After a 41-yard catch-and-run by Amendola, the Patriots went hyperspeed hurry-up. The Bills got caught trying to substitute. Jerry Hughes was closer to Providence than the line of scrimmage when White rolled in for a 6-yard touchdown.

The Patriots tacked on a 35-yard field goal after Leodis McKelvin fumbled on a punt return.

Brady was piloting a bare-bones offense.

The Patriots finished the game with Brandon LaFell, rookie Chris Harper, and special teams ace Matthew Slater as their available receivers.

Brady finished the game with bumps and bruises. But I bet the pain he felt wasn't half as bad as Ryan's.

"We've come up short many times, being here where you think you've got them [on] the ropes. But at the end of the day, they find ways to win. That's what championship teams do. We're not at that level right now. But I can promise you one thing, we're going to work our tails off to get there."

Famous last words, Rex.

Injury-riddled Patriots get to 10-0, but it doesn’t come easy

Once again it came down to the final minute, and once again the Patriots lost players on offense to injury. The result, however, remained the same: The Patriots won, and remained unbeaten.

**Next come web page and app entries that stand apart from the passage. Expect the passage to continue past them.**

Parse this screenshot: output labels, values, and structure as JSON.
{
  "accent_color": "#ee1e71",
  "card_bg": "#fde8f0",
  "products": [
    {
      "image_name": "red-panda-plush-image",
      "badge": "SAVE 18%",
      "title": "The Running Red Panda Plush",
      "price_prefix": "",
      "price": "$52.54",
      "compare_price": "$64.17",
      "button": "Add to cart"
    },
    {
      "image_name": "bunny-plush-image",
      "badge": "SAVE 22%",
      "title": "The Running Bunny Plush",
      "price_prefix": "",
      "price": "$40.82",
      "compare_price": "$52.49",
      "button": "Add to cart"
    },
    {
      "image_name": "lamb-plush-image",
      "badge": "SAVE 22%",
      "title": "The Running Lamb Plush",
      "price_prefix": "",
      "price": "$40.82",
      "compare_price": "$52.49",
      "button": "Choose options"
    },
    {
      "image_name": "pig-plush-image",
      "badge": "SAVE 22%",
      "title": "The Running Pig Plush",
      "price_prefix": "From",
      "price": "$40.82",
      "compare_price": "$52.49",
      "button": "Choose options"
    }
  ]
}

Christopher L. Gasper is a Globe columnist. He can be reached at cgasper@globe.com. Follow him on Twitter @cgasper.